By Jane Black
Washington Post Staff Writer
Monday, September 27, 2010; 6:40 PM
Alkalized cocoa, corn syrup and artificial vanilla. They're safe to eat, but are they natural?
On Monday, Ben & Jerry's, the Vermont ice cream brand that is synonymous with funky flavors and environmentally and socially responsible behavior, agreed to phase out its use of the term "All Natural" for ice creams and frozen yogurts that contain processed or artificial ingredients.
The move comes a month after a Washington-based public health watchdog, the Center for Science in the Public Interest, sent a letter to Unilever, the parent company of Ben & Jerry's. The letter identified nearly 50 products that it said were improperly labeled: Thirty-six flavors including Cherry Garcia, a celebrated mix of fudge and cherries named for the Grateful Dead's Jerry Garcia, contained cocoa processed with alkali, which cuts acidity, and nutrition-boosting flavanols. Others, such as the Creme Brulee flavor, included maltodextrin, a sweetener produced from cornstarch, and corn syrup.

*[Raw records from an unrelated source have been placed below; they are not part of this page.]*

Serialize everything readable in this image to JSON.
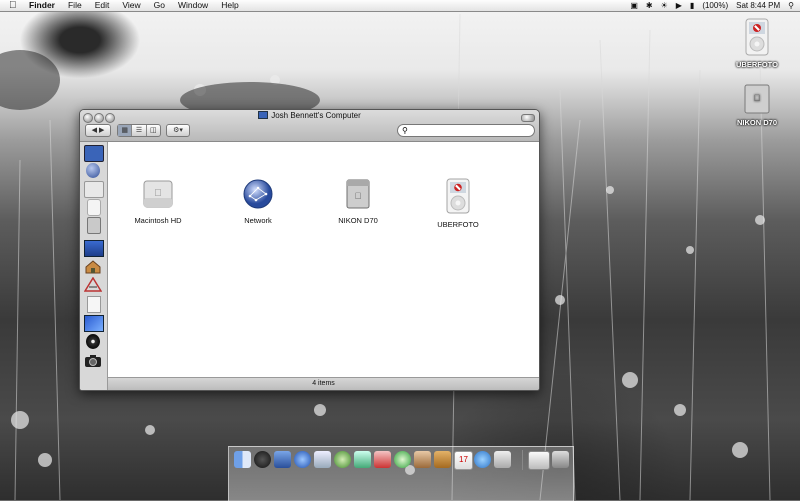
{
  "menubar": {
    "app_name": "Finder",
    "menus": [
      "File",
      "Edit",
      "View",
      "Go",
      "Window",
      "Help"
    ],
    "battery": "(100%)",
    "clock": "Sat 8:44 PM"
  },
  "desktop_icons": [
    {
      "label": "UBERFOTO"
    },
    {
      "label": "NIKON D70"
    }
  ],
  "window": {
    "title": "Josh Bennett's Computer",
    "status": "4 items",
    "items": [
      {
        "label": "Macintosh HD",
        "icon": "hard-drive-icon"
      },
      {
        "label": "Network",
        "icon": "network-globe-icon"
      },
      {
        "label": "NIKON D70",
        "icon": "external-drive-icon"
      },
      {
        "label": "UBERFOTO",
        "icon": "ipod-icon"
      }
    ]
  },
  "colors": {
    "accent": "#3a64b8"
  }
}
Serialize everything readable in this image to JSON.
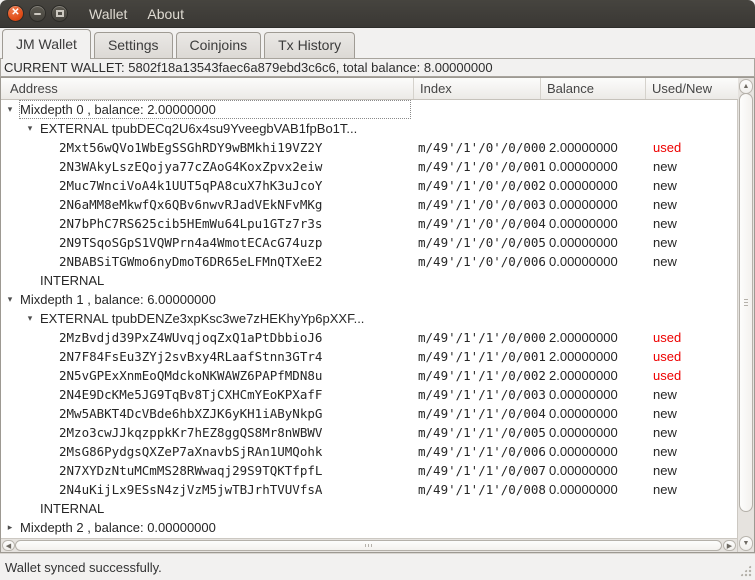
{
  "menubar": {
    "items": [
      "Wallet",
      "About"
    ]
  },
  "tabs": [
    {
      "label": "JM Wallet",
      "active": true
    },
    {
      "label": "Settings",
      "active": false
    },
    {
      "label": "Coinjoins",
      "active": false
    },
    {
      "label": "Tx History",
      "active": false
    }
  ],
  "wallet_banner": "CURRENT WALLET: 5802f18a13543faec6a879ebd3c6c6, total balance: 8.00000000",
  "icons": {
    "close": "✕",
    "tree_expanded": "▾",
    "tree_collapsed": "▸",
    "scroll_up": "▲",
    "scroll_down": "▼",
    "scroll_left": "◀",
    "scroll_right": "▶"
  },
  "colors": {
    "used_status": "#ee0000",
    "close_button": "#df4b16",
    "titlebar": "#3c3b37",
    "window_bg": "#f2f1f0"
  },
  "tree": {
    "columns": [
      "Address",
      "Index",
      "Balance",
      "Used/New"
    ],
    "rows": [
      {
        "depth": 0,
        "arrow": "open",
        "focused": true,
        "label": "Mixdepth 0 , balance: 2.00000000"
      },
      {
        "depth": 1,
        "arrow": "open",
        "label": "EXTERNAL tpubDECq2U6x4su9YveegbVAB1fpBo1T..."
      },
      {
        "depth": 2,
        "mono": true,
        "label": "2Mxt56wQVo1WbEgSSGhRDY9wBMkhi19VZ2Y",
        "index": "m/49'/1'/0'/0/000",
        "balance": "2.00000000",
        "status": "used"
      },
      {
        "depth": 2,
        "mono": true,
        "label": "2N3WAkyLszEQojya77cZAoG4KoxZpvx2eiw",
        "index": "m/49'/1'/0'/0/001",
        "balance": "0.00000000",
        "status": "new"
      },
      {
        "depth": 2,
        "mono": true,
        "label": "2Muc7WnciVoA4k1UUT5qPA8cuX7hK3uJcoY",
        "index": "m/49'/1'/0'/0/002",
        "balance": "0.00000000",
        "status": "new"
      },
      {
        "depth": 2,
        "mono": true,
        "label": "2N6aMM8eMkwfQx6QBv6nwvRJadVEkNFvMKg",
        "index": "m/49'/1'/0'/0/003",
        "balance": "0.00000000",
        "status": "new"
      },
      {
        "depth": 2,
        "mono": true,
        "label": "2N7bPhC7RS625cib5HEmWu64Lpu1GTz7r3s",
        "index": "m/49'/1'/0'/0/004",
        "balance": "0.00000000",
        "status": "new"
      },
      {
        "depth": 2,
        "mono": true,
        "label": "2N9TSqoSGpS1VQWPrn4a4WmotECAcG74uzp",
        "index": "m/49'/1'/0'/0/005",
        "balance": "0.00000000",
        "status": "new"
      },
      {
        "depth": 2,
        "mono": true,
        "label": "2NBABSiTGWmo6nyDmoT6DR65eLFMnQTXeE2",
        "index": "m/49'/1'/0'/0/006",
        "balance": "0.00000000",
        "status": "new"
      },
      {
        "depth": 1,
        "label": "INTERNAL"
      },
      {
        "depth": 0,
        "arrow": "open",
        "label": "Mixdepth 1 , balance: 6.00000000"
      },
      {
        "depth": 1,
        "arrow": "open",
        "label": "EXTERNAL tpubDENZe3xpKsc3we7zHEKhyYp6pXXF..."
      },
      {
        "depth": 2,
        "mono": true,
        "label": "2MzBvdjd39PxZ4WUvqjoqZxQ1aPtDbbioJ6",
        "index": "m/49'/1'/1'/0/000",
        "balance": "2.00000000",
        "status": "used"
      },
      {
        "depth": 2,
        "mono": true,
        "label": "2N7F84FsEu3ZYj2svBxy4RLaafStnn3GTr4",
        "index": "m/49'/1'/1'/0/001",
        "balance": "2.00000000",
        "status": "used"
      },
      {
        "depth": 2,
        "mono": true,
        "label": "2N5vGPExXnmEoQMdckoNKWAWZ6PAPfMDN8u",
        "index": "m/49'/1'/1'/0/002",
        "balance": "2.00000000",
        "status": "used"
      },
      {
        "depth": 2,
        "mono": true,
        "label": "2N4E9DcKMe5JG9TqBv8TjCXHCmYEoKPXafF",
        "index": "m/49'/1'/1'/0/003",
        "balance": "0.00000000",
        "status": "new"
      },
      {
        "depth": 2,
        "mono": true,
        "label": "2Mw5ABKT4DcVBde6hbXZJK6yKH1iAByNkpG",
        "index": "m/49'/1'/1'/0/004",
        "balance": "0.00000000",
        "status": "new"
      },
      {
        "depth": 2,
        "mono": true,
        "label": "2Mzo3cwJJkqzppkKr7hEZ8ggQS8Mr8nWBWV",
        "index": "m/49'/1'/1'/0/005",
        "balance": "0.00000000",
        "status": "new"
      },
      {
        "depth": 2,
        "mono": true,
        "label": "2MsG86PydgsQXZeP7aXnavbSjRAn1UMQohk",
        "index": "m/49'/1'/1'/0/006",
        "balance": "0.00000000",
        "status": "new"
      },
      {
        "depth": 2,
        "mono": true,
        "label": "2N7XYDzNtuMCmMS28RWwaqj29S9TQKTfpfL",
        "index": "m/49'/1'/1'/0/007",
        "balance": "0.00000000",
        "status": "new"
      },
      {
        "depth": 2,
        "mono": true,
        "label": "2N4uKijLx9ESsN4zjVzM5jwTBJrhTVUVfsA",
        "index": "m/49'/1'/1'/0/008",
        "balance": "0.00000000",
        "status": "new"
      },
      {
        "depth": 1,
        "label": "INTERNAL"
      },
      {
        "depth": 0,
        "arrow": "closed",
        "label": "Mixdepth 2 , balance: 0.00000000"
      }
    ]
  },
  "status_bar": {
    "text": "Wallet synced successfully."
  }
}
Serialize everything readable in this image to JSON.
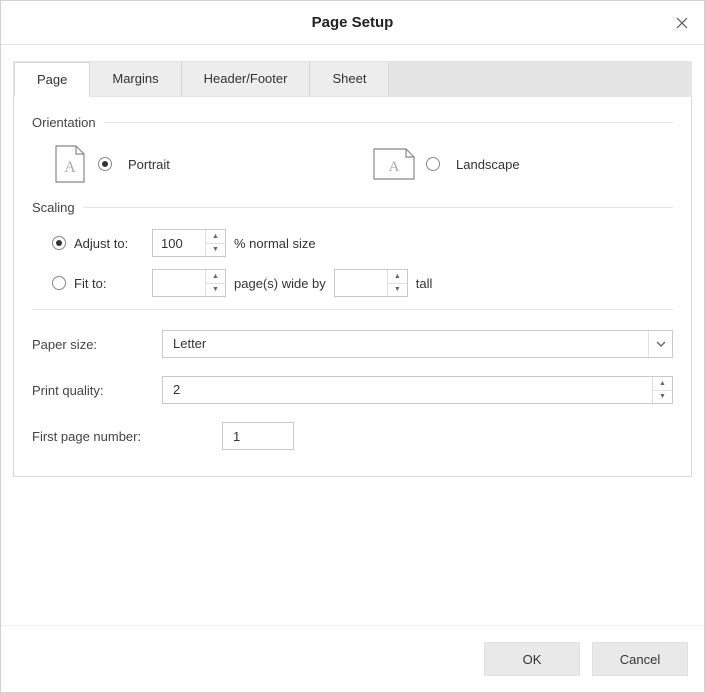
{
  "dialog": {
    "title": "Page Setup"
  },
  "tabs": {
    "page": "Page",
    "margins": "Margins",
    "headerFooter": "Header/Footer",
    "sheet": "Sheet"
  },
  "orientation": {
    "group_label": "Orientation",
    "portrait": "Portrait",
    "landscape": "Landscape",
    "selected": "portrait"
  },
  "scaling": {
    "group_label": "Scaling",
    "adjust_label": "Adjust to:",
    "adjust_value": "100",
    "adjust_suffix": "% normal size",
    "fit_label": "Fit to:",
    "fit_wide": "",
    "fit_middle": "page(s) wide by",
    "fit_tall": "",
    "fit_suffix": "tall",
    "selected": "adjust"
  },
  "paper": {
    "label": "Paper size:",
    "value": "Letter"
  },
  "quality": {
    "label": "Print quality:",
    "value": "2"
  },
  "firstPage": {
    "label": "First page number:",
    "value": "1"
  },
  "buttons": {
    "ok": "OK",
    "cancel": "Cancel"
  }
}
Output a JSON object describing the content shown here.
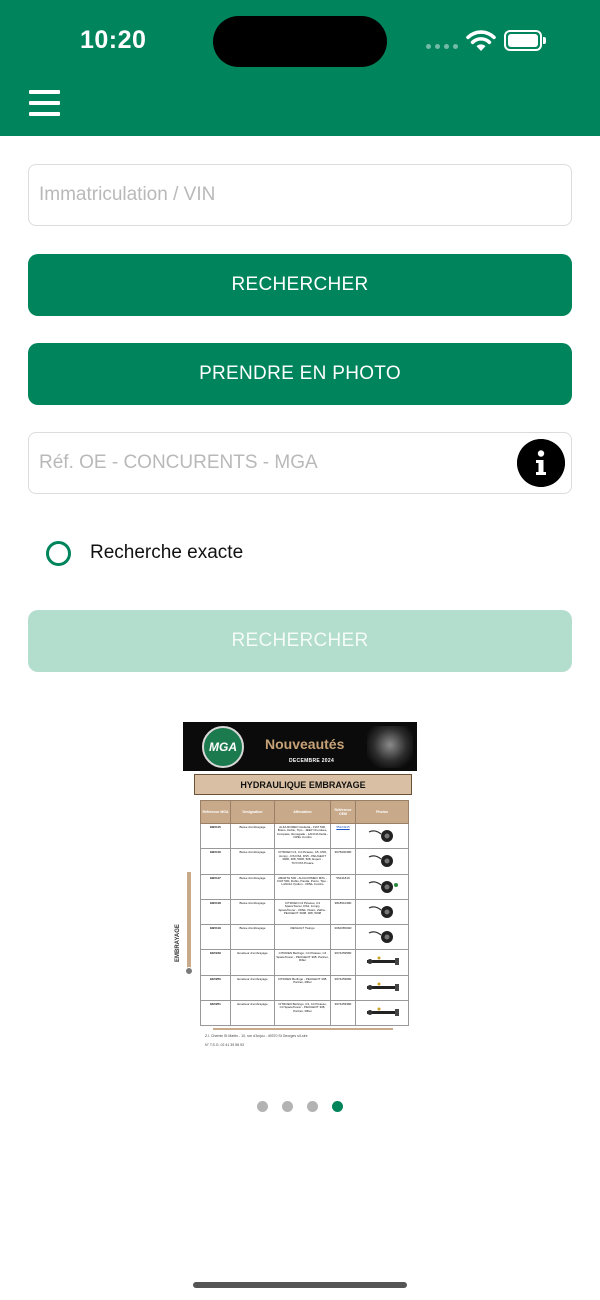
{
  "status_bar": {
    "time": "10:20"
  },
  "form": {
    "vin_placeholder": "Immatriculation / VIN",
    "search_button": "RECHERCHER",
    "photo_button": "PRENDRE EN PHOTO",
    "ref_placeholder": "Réf. OE - CONCURENTS - MGA",
    "exact_label": "Recherche exacte",
    "search_button_2": "RECHERCHER"
  },
  "flyer": {
    "logo": "MGA",
    "title": "Nouveautés",
    "date": "DECEMBRE 2024",
    "banner": "HYDRAULIQUE EMBRAYAGE",
    "side_label": "EMBRAYAGE",
    "columns": [
      "Référence MGA",
      "Designation",
      "Affectation",
      "Référence OEM",
      "Photos"
    ],
    "rows": [
      {
        "ref": "EB5115",
        "designation": "Butée d'embrayage",
        "application": "ALFA ROMEO Giulietta - FIAT 500, Bravo, Doblo, Tipo - JEEP Cherokee, Compass, Renegade - LANCIA Delta - OPEL Combo",
        "oem": "55224915"
      },
      {
        "ref": "EB5116",
        "designation": "Butée d'embrayage",
        "application": "CITROEN C4, C4 Picasso, C5, DS5, Jumpy - DS DS4, DS5 - PEUGEOT 3008, 308, 5008, 508, Expert - TOYOTA Proace",
        "oem": "9675000480"
      },
      {
        "ref": "EB5117",
        "designation": "Butée d'embrayage",
        "application": "ABARTH 500 - ALFA ROMEO MiTo - FIAT 500, Doblo, Panda, Punto, Tipo - LANCIA Ypsilon - OPEL Combo",
        "oem": "55241819"
      },
      {
        "ref": "EB5118",
        "designation": "Butée d'embrayage",
        "application": "CITROEN C4 Picasso, C4 SpaceTourer, DS4, Jumpy, SpaceTourer - OPEL Vivaro, Zafira - PEUGEOT 3008, 308, 5008",
        "oem": "9818510480"
      },
      {
        "ref": "EB5119",
        "designation": "Butée d'embrayage",
        "application": "RENAULT Twingo",
        "oem": "306206504R"
      },
      {
        "ref": "EE5249",
        "designation": "Emetteur d'embrayage",
        "application": "CITROEN Berlingo, C4 Picasso, C4 SpaceTourer - PEUGEOT 308, Partner, Rifter",
        "oem": "9674259580"
      },
      {
        "ref": "EE5250",
        "designation": "Emetteur d'embrayage",
        "application": "CITROEN Berlingo - PEUGEOT 308, Partner, Rifter",
        "oem": "9674259680"
      },
      {
        "ref": "EE5251",
        "designation": "Emetteur d'embrayage",
        "application": "CITROEN Berlingo, C3, C4 Picasso, C4 SpaceTourer - PEUGEOT 308, Partner, Rifter",
        "oem": "9674259380"
      }
    ],
    "footer_address": "Z.I. Chemin St Martin - 10, rue d'Anjou - 49370 St Georges s/Loire",
    "footer_phone": "N° T.S.G. 02 41 39 58 93"
  },
  "carousel": {
    "count": 4,
    "active_index": 3
  },
  "colors": {
    "brand_green": "#00845b",
    "disabled_green": "#b3ddcd",
    "flyer_tan": "#c8a98a"
  }
}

"We are confident that Ben & Jerry's products are 'All Natural' as reasonable consumers would understand that term. However we don't want there to be any questions," Jostein Solheim, the company's chief executive, wrote in a letter to the watchdog group. He added that the company intended to focus on communicating its core values such as buying milk from family farms that do not use growth hormones and using certified cage-free eggs.
Technically, Ben & Jerry's is not prohibited from using the term all-natural. The Food and Drug Administration does not have a definition for the term. Siobhan DeLancey, an FDA spokeswoman, said the agency does not object to the term on food labels provided it is used in a manner that is truthful and not misleading and the product does not contain added color, artificial flavors or synthetic substances.
Many consumers, however, might believe that the term is regulated. The U.S. Department of Agriculture, which regulates meat and poultry, does have a standard. Products can be labeled "natural" only if they are free of artificial colors or ingredients, or "minimally processed," by which the agency means a process that does not fundamentally alter the raw ingredient.
"Ben & Jerry's is doing the right thing by taking the phrase 'all natural' off its labels if the products have factory-made ingredients," said Michael F. Jacobson, executive director of the Center for Science in the Public Interest. "The Food and Drug Administration could do consumers and food manufacturers a great service by actually defining when the word 'natural' can and cannot be used to characterize a given ingredient."